Developed in support of the goals of the Education and Economic Development Act, S.C. TRAC can help students make better decisions about the courses they take. Students enrolled in a two-year institution can use the system to avoid taking too many credits that do not count toward the requirements for a specific bachelor's degree. Such students could also avoid taking too few of the right courses, which would result in the need to take additional general education courses that cost more at a four-year institution.

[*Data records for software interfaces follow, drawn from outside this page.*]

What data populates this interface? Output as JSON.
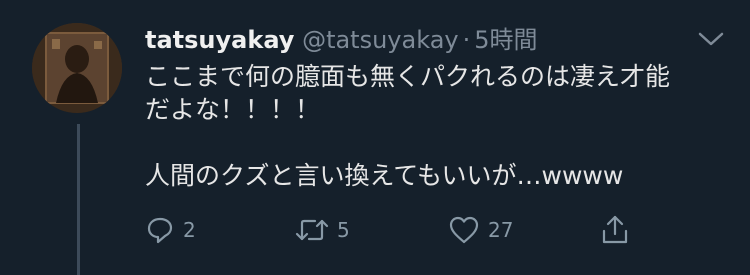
{
  "user": {
    "display_name": "tatsuyakay",
    "handle": "@tatsuyakay",
    "separator": "·",
    "time": "5時間"
  },
  "tweet": {
    "text": "ここまで何の臆面も無くパクれるのは凄え才能\nだよな！！！！\n\n人間のクズと言い換えてもいいが…wwww"
  },
  "actions": {
    "reply": {
      "icon": "reply-icon",
      "count": "2"
    },
    "retweet": {
      "icon": "retweet-icon",
      "count": "5"
    },
    "like": {
      "icon": "heart-icon",
      "count": "27"
    },
    "share": {
      "icon": "share-icon"
    }
  },
  "colors": {
    "background": "#15202b",
    "muted": "#8899a6",
    "text": "#e6e6e6"
  }
}
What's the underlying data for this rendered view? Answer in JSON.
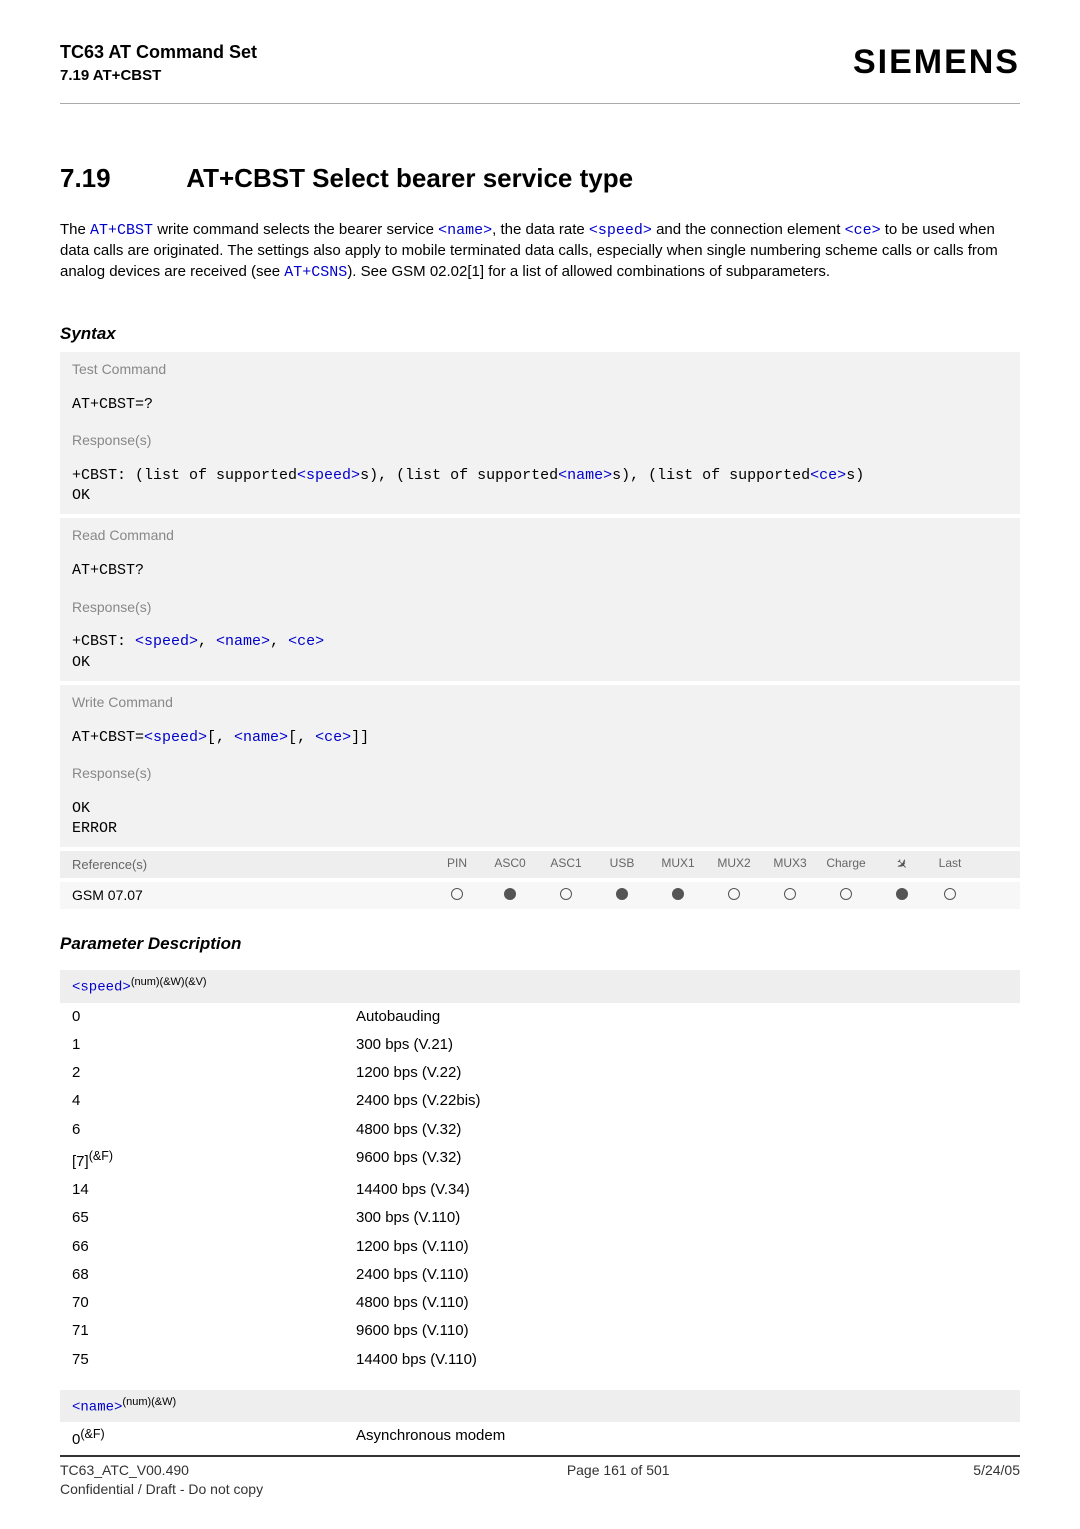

S.C. TRAC is already demonstrating its usefulness to students. Barbara Buckner, associate provost of Coastal Carolina University, provided one example of a student who was originally awarded a transfer credit to CCU for only three classes. A few days before S.C. TRAC was announced, the student persuaded the transfer officer that more of her coursework should be considered for transfer credit. Using the course descriptions and equivalencies provided on S.C. TRAC, the transfer officer decided to award credit for seven courses. Easy. Efficient. Up-to-date. On track.
S.C. TRAC also provides information to high school students who may be taking courses for college credit. These students can use the system to determine which dual enrollment and advanced placement courses will transfer to the college or university they plan to attend. Because information on the site is updated frequently, students have access to the most accurate and current information available.
Finally, adults with some college coursework but no degree can access the site to plan their degree completion by learning how prior coursework will transfer to degree programs at public institutions in the state. Given the fact that there are an estimated 544,000 such adults in the state, S.C. TRAC can provide these adult learners with access to an invaluable academic advising service. Free. 24/7. Online.
According to David K. Moldoff, founder and chief executive of AcademyOne, which developed S.C. TRAC, "states that develop a coordinated approach to college transfer and evaluation of prior coursework are going to be ahead of the game when it comes to work force and economic development. The investment will ultimately save money and provide improved service to citizens."
Morrison is deputy director of the S.C. Commission on Higher Education. Zuker is Chairwoman and Chief Executive of The InterTech Group, member of the Education and Economic Development Act Coordinating Council, and chair of the Medical University of South Carolina Foundation Board.